- Assume the worst in others
- Look at situations with caution
- Interpret communications with fear
- Tell secrets we promised not to tell
- Yes people to avoid confronting truth
When we are in a state of uncertainty and distrust, the world feels threatening. Threats make us retreat and feel the need to protect. We are more sensitive to feeling wrong or embarrassed, and we behave differently.
I’m not suggesting that we can’t ever demand results or deliver difficult feedback. But we need to do so in a way that is perceived as inclusive and supportive to limit cortisol production and stimulate oxytocin production.
Be mindful of your words, body language, and behaviors that open people up, and those that close people down, in your relationships. To gain greater influence, harness both the chemistry and psychology of conversations.
Neuroscience of Trust:
1. Neuro-Tip #1: Trust is the feeling of "I am safe and I know you have my back." Trust is associated with the release of the neurotransmitter oxytocin, which is considered to be associated with love, bonding, collaboration, and elevating trust and is viewed, according to neuroscientists, as the expectation of benevolence. Distrust, on the other hand, is associated with the release of cortisol, the fear hormone, and is associated with the expectation of malevolence.
NEURO-INSIGHT: Our brain picks up signals of trust and distrust at the same time and is often in a state of uncertainty.
ACTION: When you want to build a healthy relationship, you can prime a conversation for higher levels of trust by priming for trust.
- Priming: Walk into a conversation with an open, non-judgmental mindset. That way, you can influence your own brain and that of others to choose to be influenced by the trust signals over the distrust signals.

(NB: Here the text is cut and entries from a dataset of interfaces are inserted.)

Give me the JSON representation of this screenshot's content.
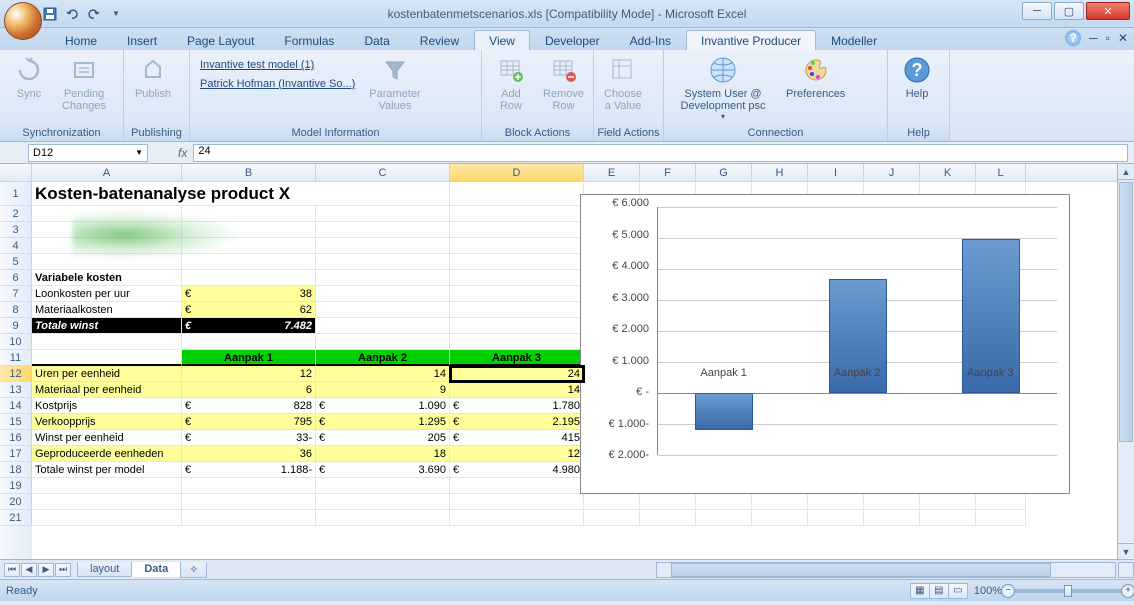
{
  "title": "kostenbatenmetscenarios.xls  [Compatibility Mode] - Microsoft Excel",
  "tabs": [
    "Home",
    "Insert",
    "Page Layout",
    "Formulas",
    "Data",
    "Review",
    "View",
    "Developer",
    "Add-Ins",
    "Invantive Producer",
    "Modeller"
  ],
  "active_tab": "Invantive Producer",
  "highlight_tab": "View",
  "ribbon": {
    "sync_group": "Synchronization",
    "sync": "Sync",
    "pending": "Pending\nChanges",
    "publishing": "Publishing",
    "publish": "Publish",
    "model_info": "Model Information",
    "model_name": "Invantive test model (1)",
    "user_name": "Patrick Hofman (Invantive So...)",
    "param": "Parameter\nValues",
    "block": "Block Actions",
    "addrow": "Add\nRow",
    "removerow": "Remove\nRow",
    "field": "Field Actions",
    "choose": "Choose\na Value",
    "connection": "Connection",
    "sysuser": "System User @\nDevelopment psc",
    "prefs": "Preferences",
    "help_group": "Help",
    "help": "Help"
  },
  "namebox": "D12",
  "formula": "24",
  "columns": [
    "A",
    "B",
    "C",
    "D",
    "E",
    "F",
    "G",
    "H",
    "I",
    "J",
    "K",
    "L"
  ],
  "active_col": "D",
  "active_row": 12,
  "sheet": {
    "title": "Kosten-batenanalyse product X",
    "var_kosten": "Variabele kosten",
    "rows": {
      "r7": {
        "label": "Loonkosten per uur",
        "cur": "€",
        "val": "38"
      },
      "r8": {
        "label": "Materiaalkosten",
        "cur": "€",
        "val": "62"
      },
      "r9": {
        "label": "Totale winst",
        "cur": "€",
        "val": "7.482"
      },
      "hdr": {
        "b": "Aanpak 1",
        "c": "Aanpak 2",
        "d": "Aanpak 3"
      },
      "r12": {
        "label": "Uren per eenheid",
        "b": "12",
        "c": "14",
        "d": "24"
      },
      "r13": {
        "label": "Materiaal per eenheid",
        "b": "6",
        "c": "9",
        "d": "14"
      },
      "r14": {
        "label": "Kostprijs",
        "cur": "€",
        "b": "828",
        "c": "1.090",
        "d": "1.780"
      },
      "r15": {
        "label": "Verkoopprijs",
        "cur": "€",
        "b": "795",
        "c": "1.295",
        "d": "2.195"
      },
      "r16": {
        "label": "Winst per eenheid",
        "cur": "€",
        "b": "33-",
        "c": "205",
        "d": "415"
      },
      "r17": {
        "label": "Geproduceerde eenheden",
        "b": "36",
        "c": "18",
        "d": "12"
      },
      "r18": {
        "label": "Totale winst per model",
        "cur": "€",
        "b": "1.188-",
        "c": "3.690",
        "d": "4.980"
      }
    }
  },
  "chart_data": {
    "type": "bar",
    "categories": [
      "Aanpak 1",
      "Aanpak 2",
      "Aanpak 3"
    ],
    "values": [
      -1188,
      3690,
      4980
    ],
    "ylim": [
      -2000,
      6000
    ],
    "ytick_labels": [
      "€ 2.000-",
      "€ 1.000-",
      "€ -",
      "€ 1.000",
      "€ 2.000",
      "€ 3.000",
      "€ 4.000",
      "€ 5.000",
      "€ 6.000"
    ],
    "ytick_values": [
      -2000,
      -1000,
      0,
      1000,
      2000,
      3000,
      4000,
      5000,
      6000
    ]
  },
  "sheets": {
    "inactive": "layout",
    "active": "Data"
  },
  "status": {
    "ready": "Ready",
    "zoom": "100%"
  }
}
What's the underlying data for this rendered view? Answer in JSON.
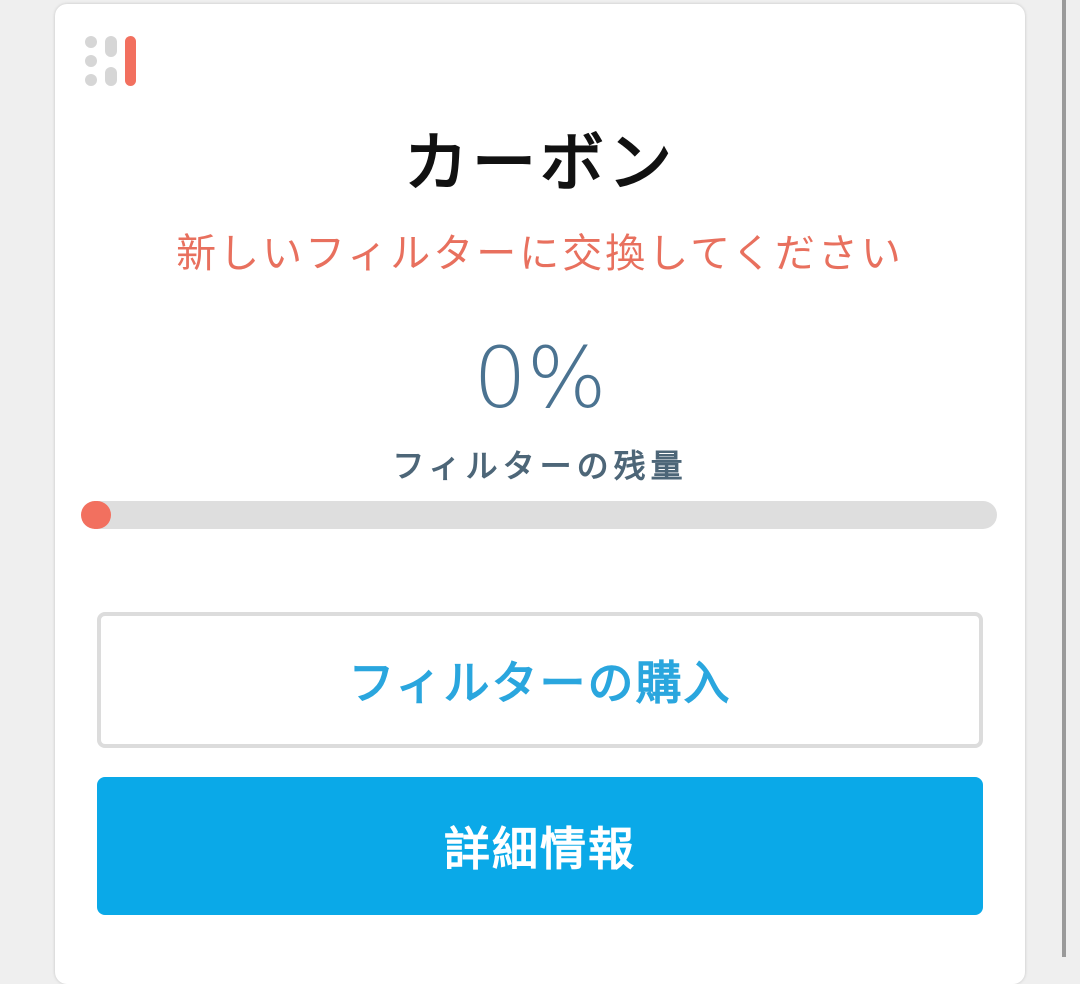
{
  "filter": {
    "title": "カーボン",
    "warning": "新しいフィルターに交換してください",
    "remaining_percent_text": "0%",
    "remaining_fraction": 0,
    "remaining_label": "フィルターの残量"
  },
  "buttons": {
    "buy_label": "フィルターの購入",
    "details_label": "詳細情報"
  },
  "colors": {
    "accent_red": "#f2705f",
    "primary_blue": "#0aa9e8",
    "link_blue": "#2aa6de",
    "percent_text": "#4b7391"
  }
}
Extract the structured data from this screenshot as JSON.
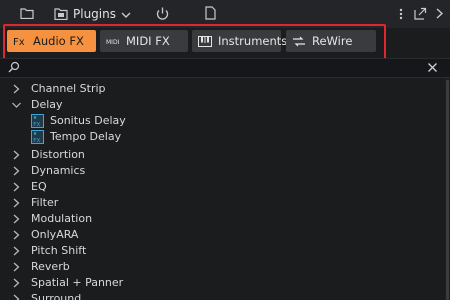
{
  "toolbar": {
    "plugins_label": "Plugins"
  },
  "tabs": [
    {
      "label": "Audio FX",
      "icon": "fx-icon",
      "active": true
    },
    {
      "label": "MIDI FX",
      "icon": "midi-icon",
      "active": false
    },
    {
      "label": "Instruments",
      "icon": "keyboard-icon",
      "active": false
    },
    {
      "label": "ReWire",
      "icon": "rewire-icon",
      "active": false
    }
  ],
  "search": {
    "value": "",
    "placeholder": ""
  },
  "tree": {
    "items": [
      {
        "label": "Channel Strip",
        "expanded": false
      },
      {
        "label": "Delay",
        "expanded": true
      },
      {
        "label": "Sonitus Delay",
        "child": true
      },
      {
        "label": "Tempo Delay",
        "child": true
      },
      {
        "label": "Distortion",
        "expanded": false
      },
      {
        "label": "Dynamics",
        "expanded": false
      },
      {
        "label": "EQ",
        "expanded": false
      },
      {
        "label": "Filter",
        "expanded": false
      },
      {
        "label": "Modulation",
        "expanded": false
      },
      {
        "label": "OnlyARA",
        "expanded": false
      },
      {
        "label": "Pitch Shift",
        "expanded": false
      },
      {
        "label": "Reverb",
        "expanded": false
      },
      {
        "label": "Spatial + Panner",
        "expanded": false
      },
      {
        "label": "Surround",
        "expanded": false
      }
    ]
  },
  "colors": {
    "accent": "#f5913f",
    "highlight_border": "#e0262f",
    "plugin_icon": "#3aa6d8"
  }
}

Richard D. Glaser contributed to this article. He received his Ph.D. in Biochemistry and has worked in the pharmaceutical and biotechnology industries for his entire professional career. He is a founding member of The CreatingWE Institute.